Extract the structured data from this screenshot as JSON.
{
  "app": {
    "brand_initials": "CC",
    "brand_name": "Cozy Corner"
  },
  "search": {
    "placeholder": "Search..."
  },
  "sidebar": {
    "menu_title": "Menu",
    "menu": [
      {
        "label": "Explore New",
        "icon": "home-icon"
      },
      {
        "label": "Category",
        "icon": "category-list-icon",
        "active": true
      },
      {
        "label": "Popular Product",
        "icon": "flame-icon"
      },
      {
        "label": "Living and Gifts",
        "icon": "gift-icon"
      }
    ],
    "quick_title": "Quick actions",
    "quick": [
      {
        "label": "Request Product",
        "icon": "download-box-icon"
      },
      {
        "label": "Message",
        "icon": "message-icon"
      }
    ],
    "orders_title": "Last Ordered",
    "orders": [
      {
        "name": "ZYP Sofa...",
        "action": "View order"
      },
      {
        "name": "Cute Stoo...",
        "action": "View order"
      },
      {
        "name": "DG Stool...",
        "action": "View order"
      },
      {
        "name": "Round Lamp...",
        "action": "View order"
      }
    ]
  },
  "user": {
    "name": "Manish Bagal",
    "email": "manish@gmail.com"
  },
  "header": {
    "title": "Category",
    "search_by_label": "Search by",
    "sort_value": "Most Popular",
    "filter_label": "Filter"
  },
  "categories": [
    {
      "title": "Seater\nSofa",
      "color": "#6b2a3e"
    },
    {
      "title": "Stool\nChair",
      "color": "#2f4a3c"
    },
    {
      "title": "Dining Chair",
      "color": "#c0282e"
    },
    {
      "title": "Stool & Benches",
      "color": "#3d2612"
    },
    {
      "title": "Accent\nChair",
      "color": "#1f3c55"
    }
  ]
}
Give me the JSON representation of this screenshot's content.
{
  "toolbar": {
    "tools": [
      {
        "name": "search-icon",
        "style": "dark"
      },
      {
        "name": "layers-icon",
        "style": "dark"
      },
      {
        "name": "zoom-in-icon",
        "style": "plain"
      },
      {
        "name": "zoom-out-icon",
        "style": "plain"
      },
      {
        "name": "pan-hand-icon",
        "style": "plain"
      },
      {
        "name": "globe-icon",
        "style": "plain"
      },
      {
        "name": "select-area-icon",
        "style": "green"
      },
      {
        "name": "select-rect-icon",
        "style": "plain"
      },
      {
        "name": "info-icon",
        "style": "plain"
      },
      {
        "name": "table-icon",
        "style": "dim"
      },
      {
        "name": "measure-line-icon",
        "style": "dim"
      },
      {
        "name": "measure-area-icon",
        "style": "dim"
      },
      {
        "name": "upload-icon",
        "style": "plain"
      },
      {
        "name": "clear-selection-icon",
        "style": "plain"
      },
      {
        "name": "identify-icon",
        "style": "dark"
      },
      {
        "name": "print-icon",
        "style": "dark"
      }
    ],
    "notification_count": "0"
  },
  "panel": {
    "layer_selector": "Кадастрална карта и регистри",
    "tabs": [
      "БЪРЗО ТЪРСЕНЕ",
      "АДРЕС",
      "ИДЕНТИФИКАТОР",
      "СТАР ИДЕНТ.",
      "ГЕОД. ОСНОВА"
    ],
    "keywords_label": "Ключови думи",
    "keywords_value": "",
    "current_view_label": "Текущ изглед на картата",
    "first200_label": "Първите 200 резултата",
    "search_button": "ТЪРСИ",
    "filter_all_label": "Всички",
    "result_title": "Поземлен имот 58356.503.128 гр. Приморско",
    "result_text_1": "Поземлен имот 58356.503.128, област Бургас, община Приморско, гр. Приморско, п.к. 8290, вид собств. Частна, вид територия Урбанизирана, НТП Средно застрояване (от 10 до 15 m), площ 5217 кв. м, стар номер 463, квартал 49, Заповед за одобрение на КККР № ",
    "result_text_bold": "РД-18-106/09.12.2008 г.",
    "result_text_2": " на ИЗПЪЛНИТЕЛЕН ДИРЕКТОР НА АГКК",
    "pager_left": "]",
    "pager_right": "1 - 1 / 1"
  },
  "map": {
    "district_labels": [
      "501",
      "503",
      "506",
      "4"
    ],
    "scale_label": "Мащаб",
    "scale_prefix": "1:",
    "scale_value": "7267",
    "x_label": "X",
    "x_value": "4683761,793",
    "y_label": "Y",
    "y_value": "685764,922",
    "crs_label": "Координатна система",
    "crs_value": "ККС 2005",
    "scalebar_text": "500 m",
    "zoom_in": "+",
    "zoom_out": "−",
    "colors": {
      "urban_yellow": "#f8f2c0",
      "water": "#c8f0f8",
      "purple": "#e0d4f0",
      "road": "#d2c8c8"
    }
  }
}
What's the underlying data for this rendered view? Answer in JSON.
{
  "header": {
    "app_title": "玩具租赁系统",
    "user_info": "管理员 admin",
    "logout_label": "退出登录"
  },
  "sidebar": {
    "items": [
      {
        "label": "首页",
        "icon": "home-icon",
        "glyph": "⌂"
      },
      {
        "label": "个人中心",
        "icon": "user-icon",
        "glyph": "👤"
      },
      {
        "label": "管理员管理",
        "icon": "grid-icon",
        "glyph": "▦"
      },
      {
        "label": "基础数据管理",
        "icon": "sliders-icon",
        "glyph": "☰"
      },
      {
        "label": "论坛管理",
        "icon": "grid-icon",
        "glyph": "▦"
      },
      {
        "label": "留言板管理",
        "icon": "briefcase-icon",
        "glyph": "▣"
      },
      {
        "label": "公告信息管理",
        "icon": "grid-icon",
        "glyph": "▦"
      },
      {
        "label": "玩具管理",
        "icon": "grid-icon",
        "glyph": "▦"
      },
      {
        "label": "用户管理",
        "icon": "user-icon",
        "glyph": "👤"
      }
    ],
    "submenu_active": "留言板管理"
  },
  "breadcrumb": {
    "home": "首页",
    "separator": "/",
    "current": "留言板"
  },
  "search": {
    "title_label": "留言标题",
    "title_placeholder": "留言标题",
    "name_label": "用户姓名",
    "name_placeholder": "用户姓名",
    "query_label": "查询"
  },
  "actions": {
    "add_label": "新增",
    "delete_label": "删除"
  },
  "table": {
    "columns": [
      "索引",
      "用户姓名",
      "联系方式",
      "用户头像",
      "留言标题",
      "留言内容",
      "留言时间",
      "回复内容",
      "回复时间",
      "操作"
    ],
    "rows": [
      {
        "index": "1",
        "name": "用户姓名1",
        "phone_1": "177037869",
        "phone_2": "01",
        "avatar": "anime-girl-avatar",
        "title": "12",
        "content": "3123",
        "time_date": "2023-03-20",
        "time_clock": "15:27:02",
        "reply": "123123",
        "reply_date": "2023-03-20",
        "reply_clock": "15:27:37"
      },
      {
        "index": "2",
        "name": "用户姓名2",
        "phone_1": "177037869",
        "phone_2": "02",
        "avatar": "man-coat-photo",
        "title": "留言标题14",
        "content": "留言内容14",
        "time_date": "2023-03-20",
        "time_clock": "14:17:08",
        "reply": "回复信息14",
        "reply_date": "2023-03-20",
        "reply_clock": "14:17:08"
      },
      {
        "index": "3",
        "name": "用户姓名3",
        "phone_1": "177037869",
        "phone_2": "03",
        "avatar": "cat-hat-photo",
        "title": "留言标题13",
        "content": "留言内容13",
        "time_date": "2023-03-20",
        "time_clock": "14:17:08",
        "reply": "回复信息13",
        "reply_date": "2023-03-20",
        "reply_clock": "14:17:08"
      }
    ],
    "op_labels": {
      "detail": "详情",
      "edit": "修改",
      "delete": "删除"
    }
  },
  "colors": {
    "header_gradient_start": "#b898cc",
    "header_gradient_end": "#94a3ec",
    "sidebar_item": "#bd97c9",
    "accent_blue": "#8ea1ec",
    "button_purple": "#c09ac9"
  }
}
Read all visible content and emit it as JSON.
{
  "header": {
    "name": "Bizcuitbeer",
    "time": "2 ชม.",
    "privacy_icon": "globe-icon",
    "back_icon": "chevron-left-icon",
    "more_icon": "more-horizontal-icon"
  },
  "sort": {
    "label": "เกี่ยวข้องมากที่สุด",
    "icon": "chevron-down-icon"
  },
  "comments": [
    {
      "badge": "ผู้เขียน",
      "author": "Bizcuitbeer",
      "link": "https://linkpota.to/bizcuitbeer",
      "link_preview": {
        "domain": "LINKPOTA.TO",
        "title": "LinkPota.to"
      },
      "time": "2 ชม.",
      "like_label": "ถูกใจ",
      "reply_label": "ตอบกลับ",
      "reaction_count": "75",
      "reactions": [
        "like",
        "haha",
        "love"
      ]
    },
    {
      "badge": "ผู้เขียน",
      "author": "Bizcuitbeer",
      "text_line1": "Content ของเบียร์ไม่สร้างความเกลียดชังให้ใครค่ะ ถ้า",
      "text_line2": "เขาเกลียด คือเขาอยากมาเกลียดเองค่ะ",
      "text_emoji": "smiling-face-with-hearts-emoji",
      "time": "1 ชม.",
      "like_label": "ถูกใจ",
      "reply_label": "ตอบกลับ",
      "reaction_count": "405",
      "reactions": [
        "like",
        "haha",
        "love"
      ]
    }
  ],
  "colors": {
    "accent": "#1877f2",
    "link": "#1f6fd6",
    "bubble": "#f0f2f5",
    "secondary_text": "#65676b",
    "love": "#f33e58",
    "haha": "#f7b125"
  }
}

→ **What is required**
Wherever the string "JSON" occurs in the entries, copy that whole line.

→ **Finished task**
Extract the structured data from this screenshot as JSON.
Give me the JSON representation of this screenshot's content.
What's the underlying data for this rendered view? Answer in JSON.
Read all visible content and emit it as JSON.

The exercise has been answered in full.